Enterprises engage on two classes of spend: contract and spot. The majority of spend is contract. Why? Risk, pricing, security, control, quality, availability and convenience.

By the way, that’s why enterprises use e-procurement and constantly try to reduce the number of vendors under management.  It’s easier to control a smaller number of providers that are a large part of the enterprise spend, than thousands of small vendors to whom the enterprise’s spend is not meaningful.

For example, take the issue of liability: AWS assumes very limited liability for anything.  Most enterprise contracts have extensive sections around what happens when things fall apart and the network operations center cannot hold.

In my experience reviewing these type of contracts, these type of documents spend a fair amount of time defining the “service” – and it’s not an API call, but it’s the request process, approvals, support, training, incident management, remediation, service level that define the “service”.

By the way, I don’t meant to imply these contracts are actually workable or actionable –most are not– just that a lot of effort goes into creating them to try to define the “service.”

I once spent a week with a team of 15 people trying to convert a massive outsourcing contract into a service catalog. Turns out to be surprisingly easy to do it with 2 people, but impossible with 15.

Two recent examples help make the case for contract buying.  One, Amazon, who does offer compute pricing on a hourly basis, now offers one and three year leases. Why? By the hour pricing is like by the hour hotels, very expensive if you plan to live there a year.You are better off with a lease.

Second, the CIA announced a $600M contract with Amazon to build a cloud.

Well, they are the CIA, someone might say. Of course they need something more secure.  To which I’d say, baby, today we are all the CIA.

Also, if you read the drivers for establishing strategic sourcing and procurement processes, you’ll find a  analogous use cases to brokering: to stop maverick buying (we call it rogue in cloud), to reduce costs, implement governance, reduce or eliminate manual processes, apply consistent controls, rationalize the supplier base.

So it does seem like the service broker concept staples a service catalog to a procurement system; but will it cross the cloud?

As for the idea that somehow an intermediary can establish a market place of services and “broker” between enterprise and service provider, I don’t buy it – pun fully intended.

This approach did not work in the dot-bomb era with e-marketplaces.
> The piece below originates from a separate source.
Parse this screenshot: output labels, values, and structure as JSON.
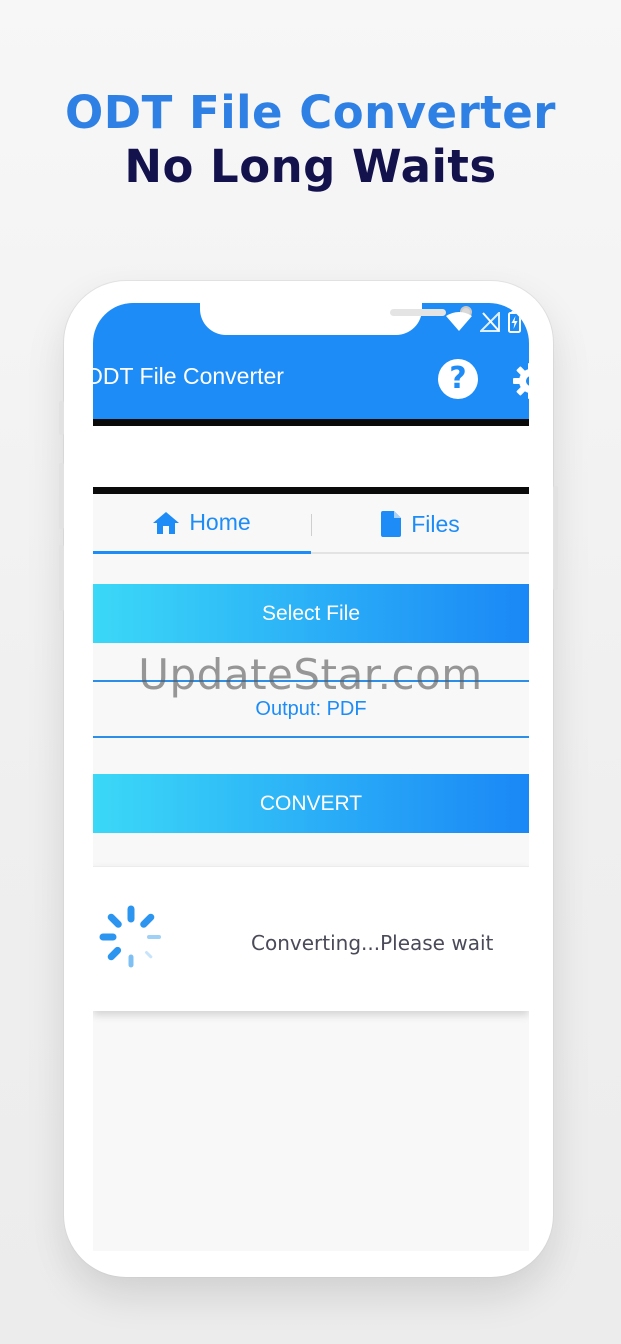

Turns out the buying power of large companies is significant, the internet flattens information brokerage and margins are way too thin for this intermediaries to earn much money.

As for brokerages serving  small and medium size businesses, I’d say yeah, sure. They are called resellers, like PC Connection, or TigerDirect, or yes, Amazon retail.  This is not a new development.

In summary, there are considerable transaction costs that need to be accounted for in the notion of service brokers. In the service catalog world we talk about policy, governance and automation as the way to get those contract terms implemented. In fact, most enterprise buying is contract buying and not spot buying.

I’ve argued that a service catalog already provides the functionality of a service broker and that there’s unlikely to be a marketplace of services that is profitable or that enterprises will change buying behaviors in the next ten years.

So is there anything new about this service broker concept that is worth considering? And the answer is YES.  The advent of service interfaces aka API’s opens a new service channel.

So for the first time we have the opportunity to design services that are born-automated. How do we think about them? What are their characteristics?

That is worth exploring in its own blog post.

As I said at the beginning, these are my preliminary thoughts. Comments? Questions? Observations? Organic, heirloom tomatoes?